“We do these big studies so we can get approval, and then we don’t really spend a lot of time studying these subpopulations. Unfortunately, I think a lot of that is going to be figured out anecdotally, and not with research.”

In 2018, the FDA granted approval to cannabidiol (CBD; Epidiolex) for the treatment of rare forms of epilepsy, Dravet syndrome and Lennox-Gastaut syndrome, and while the addition was a welcomed one, this did not mark the complete understanding of the therapy’s use.

Although CBD and other medications continue to be studied in some instances post-approval and often for other conditions, the need for subgroup analyses—especially in epilepsy—is paramount. As Kelly Knupp, MD, pediatric neurologist and epilepsy specialist, Children’s Hospital Colorado, pointed out in a conversation with NeurologyLive®, when it comes to CBD, physicians still do not completely understand why specific subgroups of patients respond to CBD and others do not.

“I think it would be worthwhile to look at that and try to figure that out,” Knupp said. The data from the clinical trials are compelling, she noted, but it’s important to remember that patients, while achieving reductions, have not been achieving seizure freedom. At the 2019 International Epilepsy Congress, June 22-26, in Bangkok, Thailand, she spoke about the use of cannabinoids in epilepsy and where they may play a role in other epilepsies.
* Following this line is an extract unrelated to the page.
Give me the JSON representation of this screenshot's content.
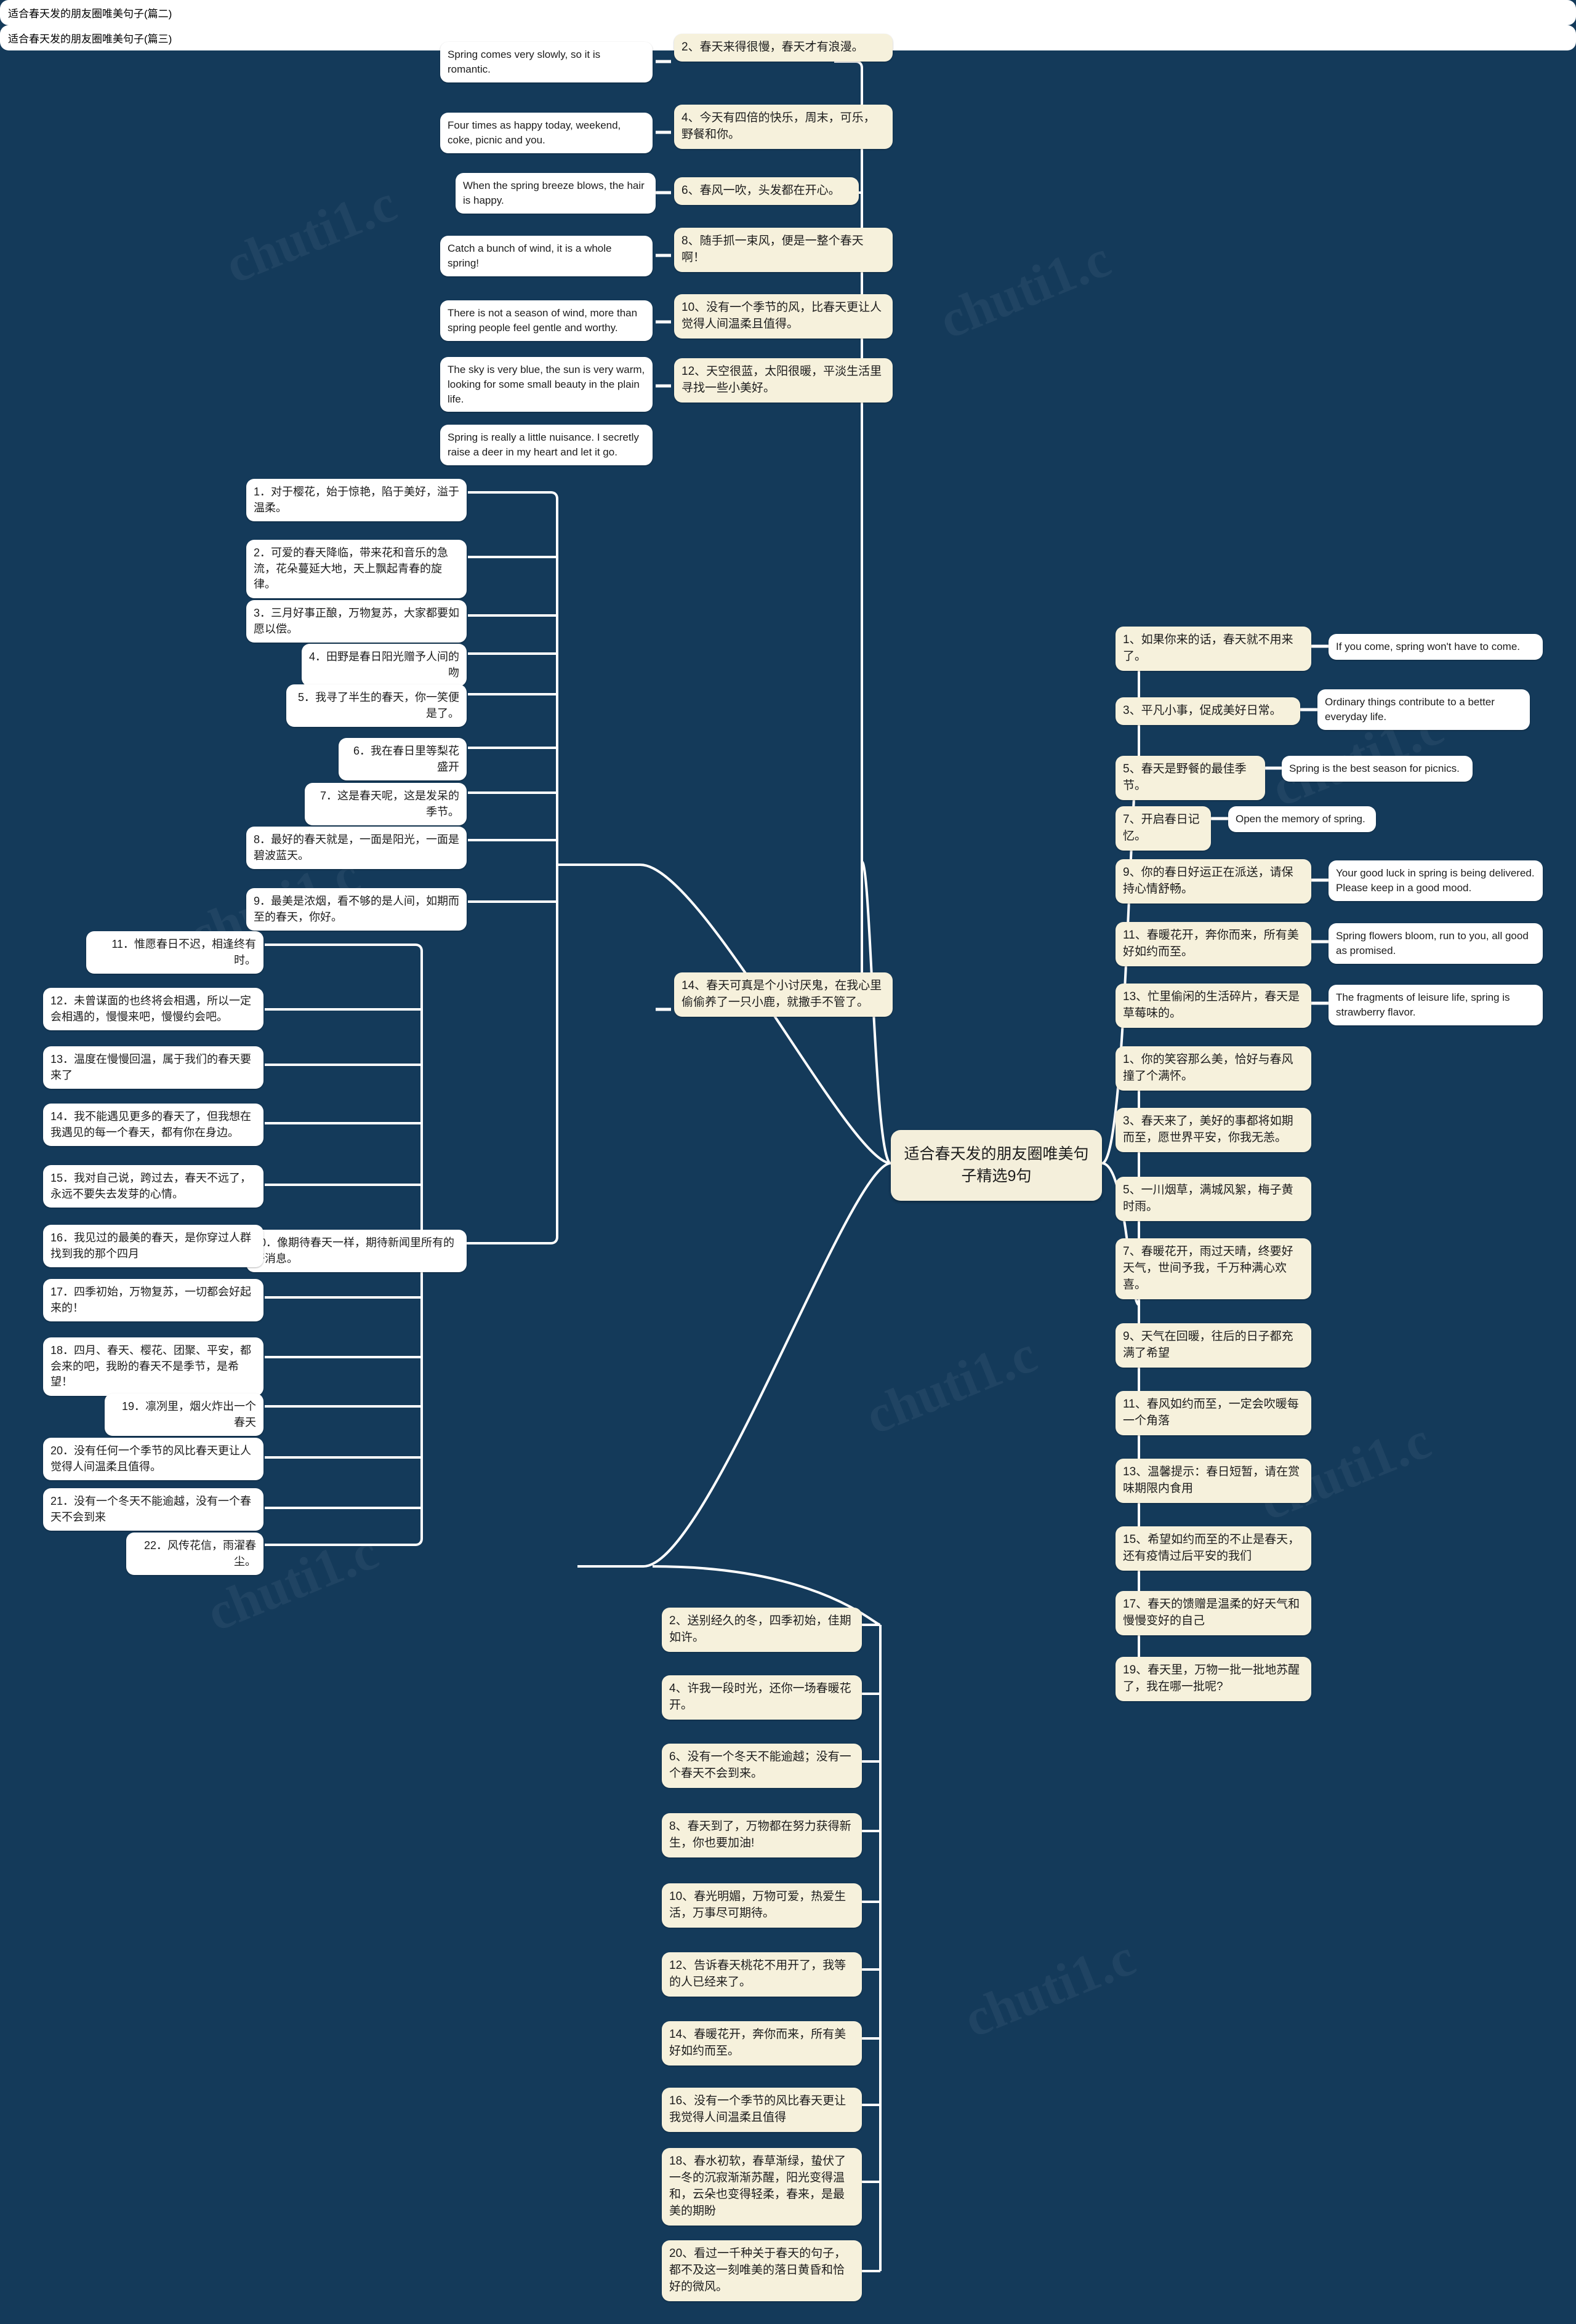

For more coverage of IEC 2019, click here.
REFERENCES
Knupp K. Cannabinoids. Presented at: 2019 International Epilepsy Congress. June 22-26, 2019; Bangkok, Thailand.